Tuesday, November 19, 2013

Five films that improved the book

At Cracked, Ryan Menezes tagged five movies that improved the book (according to the author), including:
Blade Runner Kills, Saves Philip K. Dick

Most of the authors on this list feared how their books' adaptations would turn out, but Phillip K. Dick is the only one who literally shat blood over it. Dick was in an emotional slump by the '80s. According to a letter he sent to producers, he had lost faith in the entire realm of science fiction. He now thought sci-fi was "inbred," "derivative," and "stale." The whole field had "settled into a monotonous death."

Blade Runner, an adaptation of Dick's Do Androids Dream of Electric Sheep?, seemed set to continue the trend. After reading an early script, Dick thought the filmmakers had removed all nuance and meaning from his story, leaving it just a bunch of brainless fight scenes between robots and a bounty hunter. By the spring of 1981, he was popping painkillers and chugging glasses of scotch. On Memorial Day, he began hemorrhaging through his guts.
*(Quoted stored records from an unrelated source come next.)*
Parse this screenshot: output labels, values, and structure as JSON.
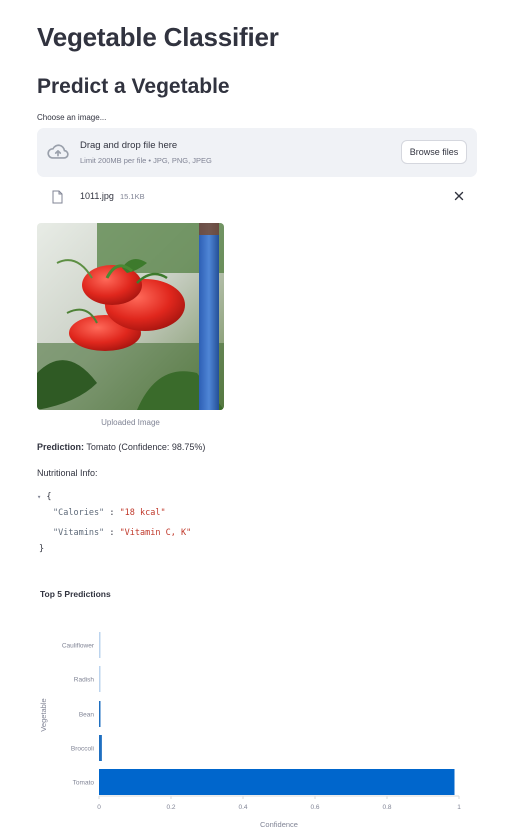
{
  "app": {
    "title": "Vegetable Classifier",
    "subtitle": "Predict a Vegetable"
  },
  "uploader": {
    "label": "Choose an image...",
    "drop_title": "Drag and drop file here",
    "drop_sub": "Limit 200MB per file • JPG, PNG, JPEG",
    "browse_label": "Browse files",
    "file_name": "1011.jpg",
    "file_size": "15.1KB"
  },
  "image": {
    "caption": "Uploaded Image"
  },
  "result": {
    "prediction_label": "Prediction:",
    "prediction_value": "Tomato (Confidence: 98.75%)",
    "nutrition_label": "Nutritional Info:"
  },
  "nutrition": {
    "open_brace": "{",
    "close_brace": "}",
    "items": [
      {
        "key": "\"Calories\"",
        "value": "\"18 kcal\""
      },
      {
        "key": "\"Vitamins\"",
        "value": "\"Vitamin C, K\""
      }
    ]
  },
  "chart_data": {
    "type": "bar",
    "orientation": "horizontal",
    "title": "Top 5 Predictions",
    "xlabel": "Confidence",
    "ylabel": "Vegetable",
    "categories": [
      "Cauliflower",
      "Radish",
      "Bean",
      "Broccoli",
      "Tomato"
    ],
    "values": [
      0.001,
      0.001,
      0.004,
      0.008,
      0.9875
    ],
    "xlim": [
      0,
      1
    ],
    "xticks": [
      "0",
      "0.2",
      "0.4",
      "0.6",
      "0.8",
      "1"
    ],
    "colors": [
      "#bcd4ee",
      "#bcd4ee",
      "#1f6fc0",
      "#1f6fc0",
      "#0066cc"
    ],
    "grid": false,
    "legend": "none"
  }
}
Hollywood was spiritually murdering the man before his film was even released, which is weird, because they usually wait until the box office is in to call the gypsies.

And it turns out all of Dick's fears were justified. At the last minute, the studio forced a happy ending and tacked on an awful voice-over, which indeed sucked all subtlety from the film. Luckily, Dick never saw the finished product. He had only previewed early cuts, which were much closer to the incredible director's cut we have today. Dick was relieved that the world of the film was "so gritty and detailed and authentic and goddam convincing." In fact, he saw the film's effects as a new sort of visual expression altogether. Sure, sure -- but was it as good as the book?
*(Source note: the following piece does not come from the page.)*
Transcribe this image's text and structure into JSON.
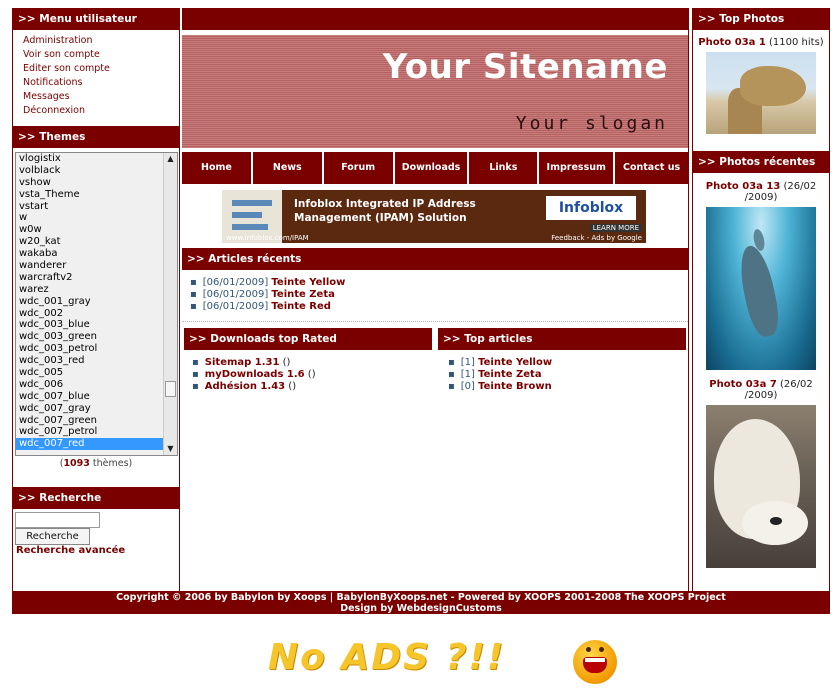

Dick thought it went far beyond the book -- he couldn't imagine that anything he'd written could ever be "escalated into such stunning dimensions." This one film justified his entire career up until that point. Dick died soon after sharing his thoughts with the studio, which presumably saw an author ecstatic with an adaptation for once and thought, "Well, this just won't do."
Read about another entry on the list.

Do Androids Dream of Electric Sheep? also appears on Amanda Yesilbas and Charlie Jane Anders's list of the twelve most unfaithful movie versions of science fiction and fantasy books, Katharine Trendacosta and Charlie Jane Anders's list of the ten greatest personality tests in sci-fi & fantasy, John Mullan's list of ten of the best titles in the form of questions, Charlie Jane Anders and Michael Ann Dobbs's list of ten classic sci-fi books that were originally considered failures and Robert Collins's top ten list of dystopian novels.

--Marshal Zeringue